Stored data
━━━━

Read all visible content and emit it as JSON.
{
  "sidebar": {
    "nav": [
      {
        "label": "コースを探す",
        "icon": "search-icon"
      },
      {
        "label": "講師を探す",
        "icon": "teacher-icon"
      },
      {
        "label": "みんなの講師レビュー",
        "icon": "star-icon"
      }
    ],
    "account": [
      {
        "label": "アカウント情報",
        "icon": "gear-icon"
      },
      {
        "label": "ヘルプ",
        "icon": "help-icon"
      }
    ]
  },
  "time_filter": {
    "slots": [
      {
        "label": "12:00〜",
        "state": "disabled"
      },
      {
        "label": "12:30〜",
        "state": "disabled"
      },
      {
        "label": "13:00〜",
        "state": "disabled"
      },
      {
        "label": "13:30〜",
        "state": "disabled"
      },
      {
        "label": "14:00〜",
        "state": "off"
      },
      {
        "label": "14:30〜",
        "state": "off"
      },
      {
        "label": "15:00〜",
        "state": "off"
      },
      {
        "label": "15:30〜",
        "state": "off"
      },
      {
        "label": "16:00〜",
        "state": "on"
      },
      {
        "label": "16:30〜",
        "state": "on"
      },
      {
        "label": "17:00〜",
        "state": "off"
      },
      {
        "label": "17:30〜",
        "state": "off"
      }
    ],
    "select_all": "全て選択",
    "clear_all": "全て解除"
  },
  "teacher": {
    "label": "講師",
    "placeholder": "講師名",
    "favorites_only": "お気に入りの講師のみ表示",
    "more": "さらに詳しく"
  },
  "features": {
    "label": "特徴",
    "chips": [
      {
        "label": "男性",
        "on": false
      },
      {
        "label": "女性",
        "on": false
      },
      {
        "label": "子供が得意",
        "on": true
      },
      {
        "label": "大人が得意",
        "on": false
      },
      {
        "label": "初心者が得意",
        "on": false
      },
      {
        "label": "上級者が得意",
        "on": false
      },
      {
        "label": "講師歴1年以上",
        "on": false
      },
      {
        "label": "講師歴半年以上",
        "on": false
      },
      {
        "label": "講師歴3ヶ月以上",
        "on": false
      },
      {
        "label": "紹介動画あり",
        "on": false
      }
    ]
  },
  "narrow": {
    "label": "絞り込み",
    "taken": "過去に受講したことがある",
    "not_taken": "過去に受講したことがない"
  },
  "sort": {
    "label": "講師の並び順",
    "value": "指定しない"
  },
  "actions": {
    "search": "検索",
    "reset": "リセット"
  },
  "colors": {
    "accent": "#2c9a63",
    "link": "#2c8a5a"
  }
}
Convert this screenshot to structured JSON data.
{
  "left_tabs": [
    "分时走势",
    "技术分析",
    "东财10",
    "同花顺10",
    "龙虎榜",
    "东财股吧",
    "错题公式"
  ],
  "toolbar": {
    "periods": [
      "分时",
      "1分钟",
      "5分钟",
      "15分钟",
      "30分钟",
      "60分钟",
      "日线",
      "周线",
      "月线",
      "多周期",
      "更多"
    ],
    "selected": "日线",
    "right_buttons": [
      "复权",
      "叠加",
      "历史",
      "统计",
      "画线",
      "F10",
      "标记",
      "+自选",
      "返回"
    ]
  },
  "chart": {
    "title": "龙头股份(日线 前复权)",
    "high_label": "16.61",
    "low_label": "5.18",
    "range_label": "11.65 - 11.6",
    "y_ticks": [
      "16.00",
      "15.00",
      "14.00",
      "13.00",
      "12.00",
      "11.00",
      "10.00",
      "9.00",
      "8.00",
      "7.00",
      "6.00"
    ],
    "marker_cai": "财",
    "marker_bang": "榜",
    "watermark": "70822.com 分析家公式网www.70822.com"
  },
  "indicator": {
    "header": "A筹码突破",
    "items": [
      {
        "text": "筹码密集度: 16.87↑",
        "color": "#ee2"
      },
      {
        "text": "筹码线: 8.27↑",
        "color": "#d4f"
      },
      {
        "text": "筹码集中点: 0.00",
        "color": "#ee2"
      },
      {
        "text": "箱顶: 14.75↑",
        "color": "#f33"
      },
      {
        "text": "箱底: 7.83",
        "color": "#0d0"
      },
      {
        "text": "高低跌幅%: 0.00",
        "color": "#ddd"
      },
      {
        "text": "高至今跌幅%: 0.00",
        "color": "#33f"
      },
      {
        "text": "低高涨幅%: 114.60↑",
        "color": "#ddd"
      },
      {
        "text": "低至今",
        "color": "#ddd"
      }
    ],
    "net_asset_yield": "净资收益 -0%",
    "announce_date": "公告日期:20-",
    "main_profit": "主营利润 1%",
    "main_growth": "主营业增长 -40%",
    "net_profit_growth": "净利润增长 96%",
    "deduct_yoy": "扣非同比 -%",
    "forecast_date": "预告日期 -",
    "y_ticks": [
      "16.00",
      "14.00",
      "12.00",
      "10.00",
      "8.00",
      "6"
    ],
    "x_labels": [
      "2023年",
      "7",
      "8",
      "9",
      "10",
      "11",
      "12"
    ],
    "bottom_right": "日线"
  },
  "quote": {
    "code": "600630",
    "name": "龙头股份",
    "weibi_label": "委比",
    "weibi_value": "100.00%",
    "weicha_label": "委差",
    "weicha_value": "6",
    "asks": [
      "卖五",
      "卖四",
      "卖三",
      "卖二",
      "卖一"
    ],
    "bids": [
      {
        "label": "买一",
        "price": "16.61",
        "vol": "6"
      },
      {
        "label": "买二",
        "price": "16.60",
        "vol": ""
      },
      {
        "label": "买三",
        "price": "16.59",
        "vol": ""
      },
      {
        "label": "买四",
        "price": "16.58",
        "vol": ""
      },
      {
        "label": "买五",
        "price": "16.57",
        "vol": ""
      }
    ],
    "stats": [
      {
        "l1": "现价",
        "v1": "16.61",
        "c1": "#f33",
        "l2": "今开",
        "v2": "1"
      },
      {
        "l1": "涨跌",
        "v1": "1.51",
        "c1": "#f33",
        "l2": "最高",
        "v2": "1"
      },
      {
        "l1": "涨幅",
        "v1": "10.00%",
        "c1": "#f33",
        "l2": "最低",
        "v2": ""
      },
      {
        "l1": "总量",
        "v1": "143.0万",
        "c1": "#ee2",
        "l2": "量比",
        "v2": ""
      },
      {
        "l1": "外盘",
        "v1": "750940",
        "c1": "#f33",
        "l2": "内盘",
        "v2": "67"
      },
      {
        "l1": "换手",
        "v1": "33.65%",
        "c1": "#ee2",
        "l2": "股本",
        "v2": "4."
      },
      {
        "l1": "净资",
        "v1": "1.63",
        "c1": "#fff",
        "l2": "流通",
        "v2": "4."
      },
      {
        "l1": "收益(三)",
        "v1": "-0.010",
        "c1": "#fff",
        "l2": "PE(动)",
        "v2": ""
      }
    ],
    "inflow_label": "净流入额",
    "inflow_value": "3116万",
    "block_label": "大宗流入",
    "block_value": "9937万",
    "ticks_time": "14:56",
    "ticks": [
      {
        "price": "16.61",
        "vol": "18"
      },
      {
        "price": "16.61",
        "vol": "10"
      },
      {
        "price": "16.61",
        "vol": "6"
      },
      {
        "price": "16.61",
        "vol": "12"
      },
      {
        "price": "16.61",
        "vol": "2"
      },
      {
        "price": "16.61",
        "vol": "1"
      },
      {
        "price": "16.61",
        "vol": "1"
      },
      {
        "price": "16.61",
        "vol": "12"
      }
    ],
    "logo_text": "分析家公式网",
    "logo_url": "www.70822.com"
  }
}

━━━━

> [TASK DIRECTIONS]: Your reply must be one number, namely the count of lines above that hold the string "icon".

> [RESPONSE AREA]: 5